The Impact of the MJO on Global Ocean Surface Wave Heights

- Indicates paper has been withdrawn from meeting
- Indicates an Award Winner
Wednesday, 5 February 2014: 11:00 AM
Room C114 (The Georgia World Congress Center )
Duane E. Waliser, JPL, Pasadena, CA; and B. Wu, Y. Yung, F. Webb, and S. Kedar

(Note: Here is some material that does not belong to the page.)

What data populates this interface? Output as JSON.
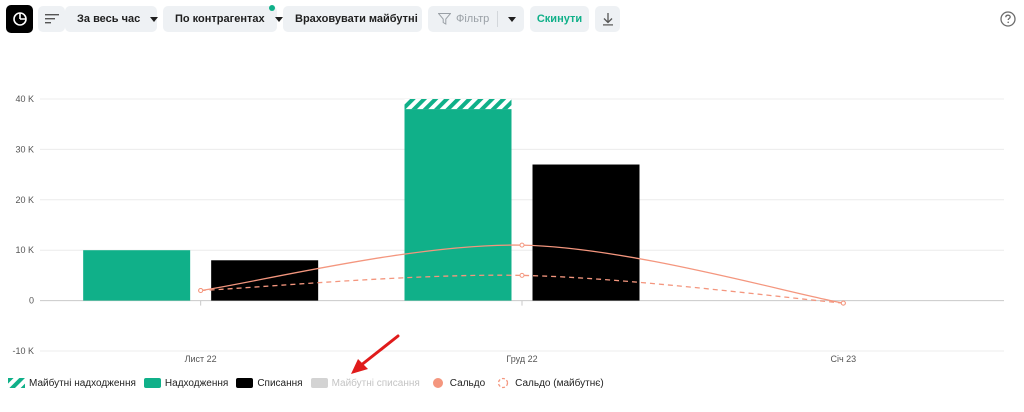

The Madden-Julian Oscillation (MJO) is a dominant mode of tropical variability. It holds a unique place in the environmental forecasting problem by having a time scale that lies between the more traditional predictions associated with weather and climate. In this regard, it represents an important bridge in considerations of developing seamless predictions and for its unique applications to decision support. This presentation will describe recent results examining the impacts of the MJO on ocean surface wave heights, which have significant bearing on air-sea fluxes of momentum, energy, and constituents (e.g. vapor, trace gases) as well as on civil and commercial marine operations and security. The analysis is based on a compositing approach using the Wheeler and Hendon Real-Time Multi-Variate Mode MJO indices in conjunction with the NOAA WaveWatch III ocean wave analyses/prediction system, and discriminates between boreal summer and winter. Mean wave heights from the analysis system range from about 1-6 meter and the MJO modulations are on the +/- 1 meter, with particularly strong enhancements in the winter hemisphere. The results will be discussed in terms of atmospheric circulation features and teleconnections, and the utility of having predictive information of this information for supporting civil and commercial marine operations.